Monitor the market to catch crop thieves
While Chief Executive Officer of the Barbados Agricultural Society (BAS) James Paul, is happy that stiffer penalties are being put in place for those who continue to deprive farmers of produce, he says the issue of traceability is one that needs to be the focus.
Mr Paul says too many farmers and families in Barbados are suffering at the hands of persons who don’t want to toil but want to get money.
He said that the Minister of Agriculture David Estwick is doing all he can to ensure that the legislation is amended, and that harsher penalties are put in place, but Mr Paul says the problem is not one that can be solved by legislation alone.
According to Mr Paul, one of the things they are trying to introduce in the system is traceability: “How do we trace commodities in terms of they are being produced and where is it going to?”
What it requires he says is a greater commitment on the part of those persons who are supposed to police the system.

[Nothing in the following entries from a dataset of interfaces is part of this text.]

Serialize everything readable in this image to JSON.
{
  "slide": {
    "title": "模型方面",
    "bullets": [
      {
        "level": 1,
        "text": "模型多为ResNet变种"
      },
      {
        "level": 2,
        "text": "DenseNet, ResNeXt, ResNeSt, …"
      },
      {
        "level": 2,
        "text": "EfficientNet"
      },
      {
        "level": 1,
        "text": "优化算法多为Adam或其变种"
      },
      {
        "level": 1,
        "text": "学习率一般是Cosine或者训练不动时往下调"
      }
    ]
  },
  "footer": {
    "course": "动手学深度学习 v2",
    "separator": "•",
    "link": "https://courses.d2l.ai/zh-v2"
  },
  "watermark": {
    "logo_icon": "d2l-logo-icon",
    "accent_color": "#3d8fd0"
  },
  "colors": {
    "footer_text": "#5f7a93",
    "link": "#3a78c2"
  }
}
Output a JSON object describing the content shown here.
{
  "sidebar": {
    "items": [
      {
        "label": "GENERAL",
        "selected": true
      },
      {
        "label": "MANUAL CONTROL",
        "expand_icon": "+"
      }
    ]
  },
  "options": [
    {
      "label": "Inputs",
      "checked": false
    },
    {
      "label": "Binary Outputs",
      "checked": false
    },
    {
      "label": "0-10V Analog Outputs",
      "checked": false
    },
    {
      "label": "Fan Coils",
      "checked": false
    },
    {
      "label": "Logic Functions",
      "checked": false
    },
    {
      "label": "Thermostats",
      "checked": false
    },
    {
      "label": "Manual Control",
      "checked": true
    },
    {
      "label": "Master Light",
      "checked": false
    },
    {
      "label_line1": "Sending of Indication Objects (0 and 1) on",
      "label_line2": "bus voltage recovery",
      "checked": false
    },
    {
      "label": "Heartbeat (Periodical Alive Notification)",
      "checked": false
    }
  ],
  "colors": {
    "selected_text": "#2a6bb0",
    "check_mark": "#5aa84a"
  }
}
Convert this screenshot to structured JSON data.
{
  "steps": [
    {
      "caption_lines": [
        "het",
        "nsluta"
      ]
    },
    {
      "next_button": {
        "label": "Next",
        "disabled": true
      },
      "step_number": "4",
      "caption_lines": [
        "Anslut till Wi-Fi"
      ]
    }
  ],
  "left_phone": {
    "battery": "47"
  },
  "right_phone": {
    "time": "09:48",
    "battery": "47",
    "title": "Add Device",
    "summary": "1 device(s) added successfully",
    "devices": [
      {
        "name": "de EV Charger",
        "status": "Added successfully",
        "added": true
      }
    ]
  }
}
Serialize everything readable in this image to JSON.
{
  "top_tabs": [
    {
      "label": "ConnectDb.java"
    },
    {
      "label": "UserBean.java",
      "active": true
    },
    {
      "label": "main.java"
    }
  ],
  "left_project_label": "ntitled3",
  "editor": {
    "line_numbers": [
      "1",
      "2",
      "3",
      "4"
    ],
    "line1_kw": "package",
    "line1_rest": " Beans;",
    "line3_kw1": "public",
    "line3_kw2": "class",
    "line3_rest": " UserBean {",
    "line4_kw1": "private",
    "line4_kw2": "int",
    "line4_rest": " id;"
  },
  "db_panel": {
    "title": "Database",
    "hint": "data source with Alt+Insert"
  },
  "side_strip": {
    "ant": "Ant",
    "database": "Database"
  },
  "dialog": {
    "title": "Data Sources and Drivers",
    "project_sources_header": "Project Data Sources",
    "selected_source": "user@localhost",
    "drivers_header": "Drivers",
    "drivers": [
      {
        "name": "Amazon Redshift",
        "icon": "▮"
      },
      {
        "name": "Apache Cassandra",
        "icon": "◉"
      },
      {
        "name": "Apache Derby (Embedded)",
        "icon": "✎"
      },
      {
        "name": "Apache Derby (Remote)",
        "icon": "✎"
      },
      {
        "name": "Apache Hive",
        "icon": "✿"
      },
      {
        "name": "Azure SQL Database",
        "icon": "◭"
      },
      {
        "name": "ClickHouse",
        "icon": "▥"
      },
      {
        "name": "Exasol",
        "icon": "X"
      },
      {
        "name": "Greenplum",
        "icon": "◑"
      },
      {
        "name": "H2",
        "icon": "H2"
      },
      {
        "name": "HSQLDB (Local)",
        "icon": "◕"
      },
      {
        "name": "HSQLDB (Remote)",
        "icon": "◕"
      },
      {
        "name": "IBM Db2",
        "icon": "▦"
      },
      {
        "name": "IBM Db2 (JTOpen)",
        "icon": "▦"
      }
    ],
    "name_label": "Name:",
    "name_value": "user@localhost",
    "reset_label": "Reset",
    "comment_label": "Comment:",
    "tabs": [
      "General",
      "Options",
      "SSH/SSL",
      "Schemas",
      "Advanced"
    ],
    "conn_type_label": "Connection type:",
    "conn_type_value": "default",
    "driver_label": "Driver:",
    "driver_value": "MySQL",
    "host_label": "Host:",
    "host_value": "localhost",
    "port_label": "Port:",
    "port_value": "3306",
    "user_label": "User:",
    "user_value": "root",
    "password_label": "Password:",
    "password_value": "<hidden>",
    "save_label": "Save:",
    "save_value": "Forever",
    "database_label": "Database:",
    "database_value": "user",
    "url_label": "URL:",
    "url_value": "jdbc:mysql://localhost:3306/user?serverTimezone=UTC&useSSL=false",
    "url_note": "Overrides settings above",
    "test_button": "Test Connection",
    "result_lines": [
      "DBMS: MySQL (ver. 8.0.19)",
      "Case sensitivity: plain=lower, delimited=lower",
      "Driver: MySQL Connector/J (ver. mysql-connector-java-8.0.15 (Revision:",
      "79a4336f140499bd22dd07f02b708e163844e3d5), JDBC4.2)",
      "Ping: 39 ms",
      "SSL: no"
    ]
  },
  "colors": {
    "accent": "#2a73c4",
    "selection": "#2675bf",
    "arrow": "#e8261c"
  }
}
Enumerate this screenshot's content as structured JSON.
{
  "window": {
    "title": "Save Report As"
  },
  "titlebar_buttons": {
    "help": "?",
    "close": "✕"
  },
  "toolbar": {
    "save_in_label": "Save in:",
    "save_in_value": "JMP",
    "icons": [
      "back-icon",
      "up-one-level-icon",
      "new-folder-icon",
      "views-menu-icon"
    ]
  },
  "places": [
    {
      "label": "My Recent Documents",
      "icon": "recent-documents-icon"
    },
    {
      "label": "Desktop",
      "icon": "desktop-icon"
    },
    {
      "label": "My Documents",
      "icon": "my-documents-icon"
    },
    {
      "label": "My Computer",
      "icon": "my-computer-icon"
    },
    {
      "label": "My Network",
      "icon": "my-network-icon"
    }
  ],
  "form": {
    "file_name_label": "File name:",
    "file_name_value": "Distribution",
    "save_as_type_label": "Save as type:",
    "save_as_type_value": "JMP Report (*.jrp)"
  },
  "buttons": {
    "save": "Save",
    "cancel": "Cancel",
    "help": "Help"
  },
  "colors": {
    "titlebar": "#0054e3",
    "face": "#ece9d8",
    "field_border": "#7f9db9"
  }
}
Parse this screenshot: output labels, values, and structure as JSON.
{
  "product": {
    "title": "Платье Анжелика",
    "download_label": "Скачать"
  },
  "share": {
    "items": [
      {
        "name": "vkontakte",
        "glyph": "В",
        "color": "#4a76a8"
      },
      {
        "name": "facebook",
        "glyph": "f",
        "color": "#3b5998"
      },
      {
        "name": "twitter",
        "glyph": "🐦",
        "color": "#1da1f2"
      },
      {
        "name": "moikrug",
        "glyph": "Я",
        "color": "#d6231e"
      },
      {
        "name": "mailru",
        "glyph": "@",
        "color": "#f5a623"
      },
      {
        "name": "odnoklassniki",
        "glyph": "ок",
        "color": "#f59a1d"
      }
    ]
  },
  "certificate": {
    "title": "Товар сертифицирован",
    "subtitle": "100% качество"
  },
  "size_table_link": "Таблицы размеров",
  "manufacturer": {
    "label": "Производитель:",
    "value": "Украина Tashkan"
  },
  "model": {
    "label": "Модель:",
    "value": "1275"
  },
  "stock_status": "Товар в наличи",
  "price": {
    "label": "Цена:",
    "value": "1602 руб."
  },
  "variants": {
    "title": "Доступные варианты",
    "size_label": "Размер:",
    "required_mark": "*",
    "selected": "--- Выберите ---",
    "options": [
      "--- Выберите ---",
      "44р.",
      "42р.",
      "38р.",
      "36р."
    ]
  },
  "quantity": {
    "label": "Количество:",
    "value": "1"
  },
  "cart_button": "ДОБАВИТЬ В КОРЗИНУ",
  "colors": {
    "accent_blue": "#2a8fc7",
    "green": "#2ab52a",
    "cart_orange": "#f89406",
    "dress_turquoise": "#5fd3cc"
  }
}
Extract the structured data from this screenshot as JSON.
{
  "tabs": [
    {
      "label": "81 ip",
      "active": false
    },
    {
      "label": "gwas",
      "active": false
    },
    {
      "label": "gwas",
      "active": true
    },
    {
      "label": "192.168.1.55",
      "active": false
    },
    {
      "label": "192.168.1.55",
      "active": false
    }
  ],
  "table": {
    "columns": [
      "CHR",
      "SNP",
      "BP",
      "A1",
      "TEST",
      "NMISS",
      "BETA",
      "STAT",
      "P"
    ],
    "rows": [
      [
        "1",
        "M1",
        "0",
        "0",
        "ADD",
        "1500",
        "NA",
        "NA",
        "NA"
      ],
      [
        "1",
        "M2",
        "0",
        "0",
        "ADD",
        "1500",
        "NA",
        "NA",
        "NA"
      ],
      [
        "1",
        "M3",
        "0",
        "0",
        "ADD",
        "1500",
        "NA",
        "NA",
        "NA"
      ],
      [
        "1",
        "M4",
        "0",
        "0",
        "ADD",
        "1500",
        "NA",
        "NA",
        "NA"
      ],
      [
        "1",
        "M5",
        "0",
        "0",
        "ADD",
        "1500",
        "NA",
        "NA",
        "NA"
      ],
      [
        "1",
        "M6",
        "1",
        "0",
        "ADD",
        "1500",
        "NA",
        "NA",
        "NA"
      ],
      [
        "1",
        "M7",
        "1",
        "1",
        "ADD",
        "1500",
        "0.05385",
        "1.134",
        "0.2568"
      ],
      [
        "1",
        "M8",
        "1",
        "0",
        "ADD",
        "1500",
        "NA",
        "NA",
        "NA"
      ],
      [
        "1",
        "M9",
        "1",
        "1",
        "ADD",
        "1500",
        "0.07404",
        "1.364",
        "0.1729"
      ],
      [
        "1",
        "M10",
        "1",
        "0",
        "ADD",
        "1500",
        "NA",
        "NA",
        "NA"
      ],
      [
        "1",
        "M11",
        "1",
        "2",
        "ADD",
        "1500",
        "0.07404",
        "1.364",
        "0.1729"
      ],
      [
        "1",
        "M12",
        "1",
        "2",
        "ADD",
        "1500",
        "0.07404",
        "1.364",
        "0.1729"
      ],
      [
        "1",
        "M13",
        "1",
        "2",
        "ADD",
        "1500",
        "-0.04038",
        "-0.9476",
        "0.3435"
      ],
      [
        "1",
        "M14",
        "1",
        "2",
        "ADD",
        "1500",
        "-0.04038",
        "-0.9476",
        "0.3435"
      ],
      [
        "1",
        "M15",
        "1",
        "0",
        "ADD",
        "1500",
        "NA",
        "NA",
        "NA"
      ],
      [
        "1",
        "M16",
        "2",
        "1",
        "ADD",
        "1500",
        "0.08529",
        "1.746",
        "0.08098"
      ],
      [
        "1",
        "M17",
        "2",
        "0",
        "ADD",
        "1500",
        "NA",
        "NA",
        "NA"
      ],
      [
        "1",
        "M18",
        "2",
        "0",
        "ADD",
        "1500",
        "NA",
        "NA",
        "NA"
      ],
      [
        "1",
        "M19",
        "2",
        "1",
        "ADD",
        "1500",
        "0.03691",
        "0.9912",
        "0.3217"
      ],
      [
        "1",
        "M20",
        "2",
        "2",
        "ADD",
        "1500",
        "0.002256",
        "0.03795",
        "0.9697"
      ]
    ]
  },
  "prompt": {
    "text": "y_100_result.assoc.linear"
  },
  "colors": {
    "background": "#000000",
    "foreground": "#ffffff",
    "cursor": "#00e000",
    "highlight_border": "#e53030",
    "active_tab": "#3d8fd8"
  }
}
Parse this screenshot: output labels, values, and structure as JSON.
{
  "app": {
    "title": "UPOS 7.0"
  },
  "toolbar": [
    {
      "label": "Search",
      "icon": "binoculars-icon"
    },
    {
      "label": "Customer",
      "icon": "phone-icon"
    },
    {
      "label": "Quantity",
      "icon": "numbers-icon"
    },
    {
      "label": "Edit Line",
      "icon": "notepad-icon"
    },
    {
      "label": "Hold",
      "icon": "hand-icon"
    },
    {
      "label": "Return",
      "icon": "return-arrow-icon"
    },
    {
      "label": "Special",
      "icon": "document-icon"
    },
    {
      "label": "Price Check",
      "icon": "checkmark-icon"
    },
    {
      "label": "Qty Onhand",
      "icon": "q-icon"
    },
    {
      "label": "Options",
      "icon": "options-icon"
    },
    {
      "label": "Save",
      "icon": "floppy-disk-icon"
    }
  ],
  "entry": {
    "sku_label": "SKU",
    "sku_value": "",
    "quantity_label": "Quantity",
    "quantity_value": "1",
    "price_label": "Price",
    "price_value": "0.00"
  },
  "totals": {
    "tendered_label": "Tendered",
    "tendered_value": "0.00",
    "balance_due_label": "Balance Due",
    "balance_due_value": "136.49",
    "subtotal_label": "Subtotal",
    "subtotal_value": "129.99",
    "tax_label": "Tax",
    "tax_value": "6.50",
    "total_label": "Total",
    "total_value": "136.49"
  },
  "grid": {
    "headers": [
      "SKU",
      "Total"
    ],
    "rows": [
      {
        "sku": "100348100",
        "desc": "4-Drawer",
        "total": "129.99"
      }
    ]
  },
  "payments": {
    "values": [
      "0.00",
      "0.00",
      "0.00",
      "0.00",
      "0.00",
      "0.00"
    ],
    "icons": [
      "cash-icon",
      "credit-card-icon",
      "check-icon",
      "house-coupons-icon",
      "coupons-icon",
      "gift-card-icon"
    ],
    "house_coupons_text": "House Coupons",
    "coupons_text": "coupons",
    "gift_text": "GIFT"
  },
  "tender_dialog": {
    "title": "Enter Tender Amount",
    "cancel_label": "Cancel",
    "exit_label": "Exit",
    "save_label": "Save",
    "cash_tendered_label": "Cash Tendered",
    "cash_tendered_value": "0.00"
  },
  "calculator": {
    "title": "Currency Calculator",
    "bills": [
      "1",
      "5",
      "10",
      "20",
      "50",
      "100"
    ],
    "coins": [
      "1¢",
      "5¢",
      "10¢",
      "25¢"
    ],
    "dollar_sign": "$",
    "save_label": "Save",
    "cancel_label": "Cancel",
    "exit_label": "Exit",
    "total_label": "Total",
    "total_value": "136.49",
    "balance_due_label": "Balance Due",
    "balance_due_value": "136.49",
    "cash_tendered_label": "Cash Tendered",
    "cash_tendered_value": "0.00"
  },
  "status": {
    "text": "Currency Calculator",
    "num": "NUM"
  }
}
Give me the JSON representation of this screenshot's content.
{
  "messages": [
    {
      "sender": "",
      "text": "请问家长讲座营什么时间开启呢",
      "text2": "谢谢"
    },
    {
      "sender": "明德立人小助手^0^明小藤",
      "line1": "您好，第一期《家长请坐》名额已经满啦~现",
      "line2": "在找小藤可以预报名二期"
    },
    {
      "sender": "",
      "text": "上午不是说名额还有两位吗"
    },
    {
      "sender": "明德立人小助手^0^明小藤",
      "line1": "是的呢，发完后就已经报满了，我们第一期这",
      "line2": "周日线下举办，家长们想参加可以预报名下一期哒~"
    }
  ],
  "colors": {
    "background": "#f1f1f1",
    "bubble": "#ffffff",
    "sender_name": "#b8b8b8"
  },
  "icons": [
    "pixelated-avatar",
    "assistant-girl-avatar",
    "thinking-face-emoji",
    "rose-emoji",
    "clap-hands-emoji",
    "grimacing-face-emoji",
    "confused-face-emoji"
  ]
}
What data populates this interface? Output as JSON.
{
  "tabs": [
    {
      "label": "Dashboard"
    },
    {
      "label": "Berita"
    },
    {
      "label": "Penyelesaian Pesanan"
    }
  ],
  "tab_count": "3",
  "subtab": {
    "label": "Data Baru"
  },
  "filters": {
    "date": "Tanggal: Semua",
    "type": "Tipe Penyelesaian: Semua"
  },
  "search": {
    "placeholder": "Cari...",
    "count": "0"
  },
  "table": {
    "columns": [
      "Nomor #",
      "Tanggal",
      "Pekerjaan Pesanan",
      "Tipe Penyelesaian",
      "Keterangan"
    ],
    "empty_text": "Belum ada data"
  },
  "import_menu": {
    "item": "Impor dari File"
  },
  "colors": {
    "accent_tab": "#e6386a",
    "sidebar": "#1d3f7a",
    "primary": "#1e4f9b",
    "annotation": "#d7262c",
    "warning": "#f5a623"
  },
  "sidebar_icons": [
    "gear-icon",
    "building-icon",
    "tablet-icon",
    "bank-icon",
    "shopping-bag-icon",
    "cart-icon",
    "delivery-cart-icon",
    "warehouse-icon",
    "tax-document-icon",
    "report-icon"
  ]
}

He says his consistent call for a greater monitoring of the markets has fallen on deaf ears.
“We have a situation where we have a plethora of farmers markets in the country in which a lot of manufacturing products are being sold, but to what extent are we monitoring and know the sources of what are sold in those markets,” he questioned.
Mr Paul notes that one has to have documentation from persons who are selling in those markets and what he says is upsetting is that the quantity of animals and products stolen, “has to go somewhere”.
“And there are very few places in Barbados -which is 166 square miles - that you can go and sell agricultural produce!"
Mr Paul says he is not satisfied with the monitoring process, emphasizing that legislation alone cannot make this practice go away.